A research study investigating the relationship between sleep quality and early indicators associated with the future development of Alzheimer’s disease has yielded an important new insight.
Study participants included 101 cognitively normal, middle-aged and older adults drawn from the Wisconsin Registry for Alzheimer’s Prevention (WRAP).
Study participants completed assessments of 1) sleep adequacy in terms of both quality and quantity (in other words, whether or not a person slept well and whether they slept enough time or long enough) and 2) somnolence (daytime sleepiness or drowsiness).
The international team of researchers conducting the study analyzed participant cerebrospinal fluid (CSF) for biomarkers of neuropathology looking for markers associated with Alzheimer’s disease alongside the sleep reports of the participants.
A New Link Between Sleep Problems and Alzheimer’s

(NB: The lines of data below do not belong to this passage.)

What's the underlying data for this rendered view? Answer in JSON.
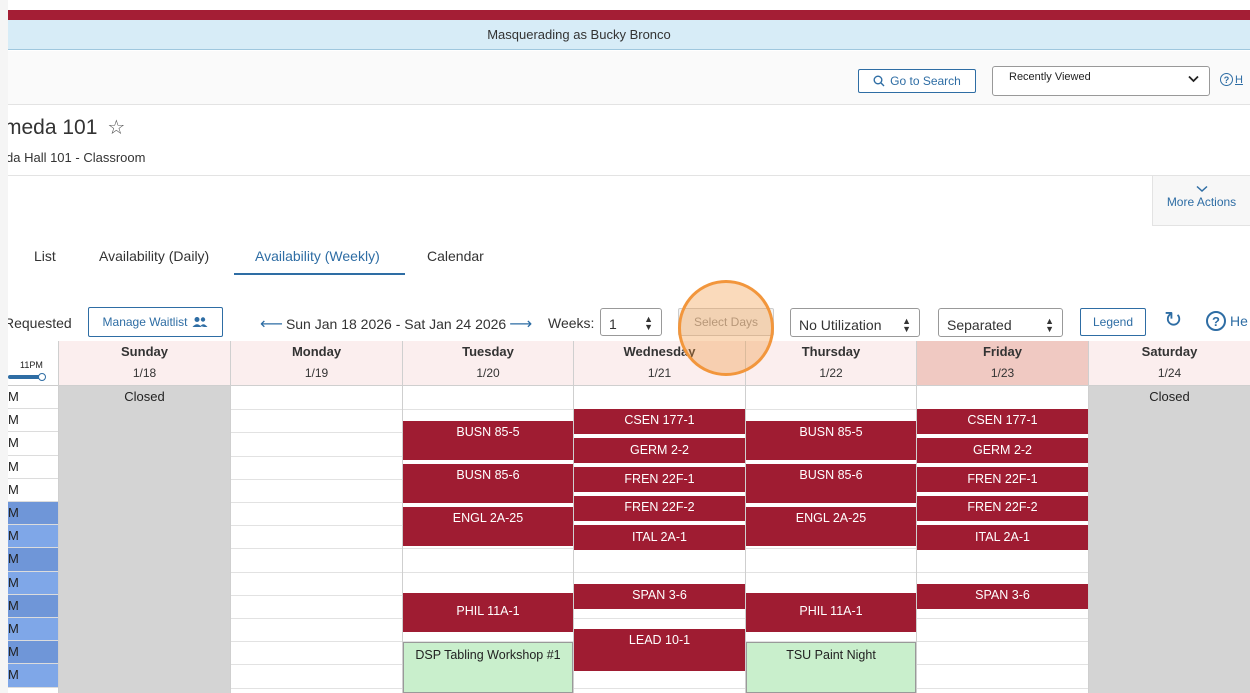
{
  "banner": {
    "text": "Masquerading as Bucky Bronco"
  },
  "header": {
    "go_to_search": "Go to Search",
    "recent": "Recently Viewed",
    "help": "H"
  },
  "room": {
    "title": "meda 101",
    "subtitle": "da Hall 101 - Classroom"
  },
  "more_actions": "More Actions",
  "tabs": [
    {
      "label": "List"
    },
    {
      "label": "Availability (Daily)"
    },
    {
      "label": "Availability (Weekly)"
    },
    {
      "label": "Calendar"
    }
  ],
  "toolbar": {
    "requested": "Requested",
    "manage_waitlist": "Manage Waitlist",
    "date_range": "Sun Jan 18 2026 - Sat Jan 24 2026",
    "weeks_label": "Weeks:",
    "weeks_value": "1",
    "select_days": "Select Days",
    "utilization": "No Utilization",
    "view_mode": "Separated",
    "legend": "Legend",
    "help": "He"
  },
  "time_header": "11PM",
  "time_rows": [
    "M",
    "M",
    "M",
    "M",
    "M",
    "M",
    "M",
    "M",
    "M",
    "M",
    "M",
    "M",
    "M"
  ],
  "days": [
    {
      "name": "Sunday",
      "date": "1/18",
      "closed": "Closed"
    },
    {
      "name": "Monday",
      "date": "1/19"
    },
    {
      "name": "Tuesday",
      "date": "1/20"
    },
    {
      "name": "Wednesday",
      "date": "1/21"
    },
    {
      "name": "Thursday",
      "date": "1/22"
    },
    {
      "name": "Friday",
      "date": "1/23"
    },
    {
      "name": "Saturday",
      "date": "1/24",
      "closed": "Closed"
    }
  ],
  "events": {
    "tuesday": [
      "BUSN 85-5",
      "BUSN 85-6",
      "ENGL 2A-25",
      "PHIL 11A-1",
      "DSP Tabling Workshop #1"
    ],
    "wednesday": [
      "CSEN 177-1",
      "GERM 2-2",
      "FREN 22F-1",
      "FREN 22F-2",
      "ITAL 2A-1",
      "SPAN 3-6",
      "LEAD 10-1"
    ],
    "thursday": [
      "BUSN 85-5",
      "BUSN 85-6",
      "ENGL 2A-25",
      "PHIL 11A-1",
      "TSU Paint Night"
    ],
    "friday": [
      "CSEN 177-1",
      "GERM 2-2",
      "FREN 22F-1",
      "FREN 22F-2",
      "ITAL 2A-1",
      "SPAN 3-6"
    ]
  },
  "colors": {
    "accent": "#2e6da4",
    "event": "#9f1c32",
    "banner": "#a41e35"
  }
}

The study resulted in evidence of not only a previously known connection between nighttime sleep disturbance and markers associated with preclinical Alzheimer’s disease, but also found a new link between daytime sleepiness and early markers of neurodegeneration.
The results of the study suggests that daytime sleepiness in particular, resulting from even relatively limited nighttime sleep disturbance may be an early indicator of underlying neurodegeneration identified as appearing in the preclinical stage of Alzheimer’s, even in cognitively normal individuals.
A full description of the study and its findings appears in the journal Neurology.
Alzheimer’s disease is a type of dementia that typically develops slowly over time and results in problems in memory, thinking and behavior. Symptoms become severe enough to interfere with the basic activities and tasks of daily life. Alzheimer’s is not a normal part of getting older.
Now What? Turning to Better Sleep To Lower Alzheimer’s Risk
There is an increasingly well-documented relationship between poor sleep and the precursors to the development of Alzheimer’s disease.
An implication of the relationship between sleep and Alzheimer’s is the possibility that addressing sleep disturbance and poor sleep is an effective target for interventions aimed at preventing or slowing oncoming cognitive decline linked to the eventual emergence of the disease.
Good nighttime sleep may be key to reducing the odds of developing Alzheimer’s disease.
If you’re concerned about Alzheimer’s risk, the research urges you to pay attention to missed sleep, sleep disturbance and daytime sleepiness in yourself and your loved ones and implement effective strategies for improving sleep.
Featured image courtesy of Jason Trbovich on Flickr.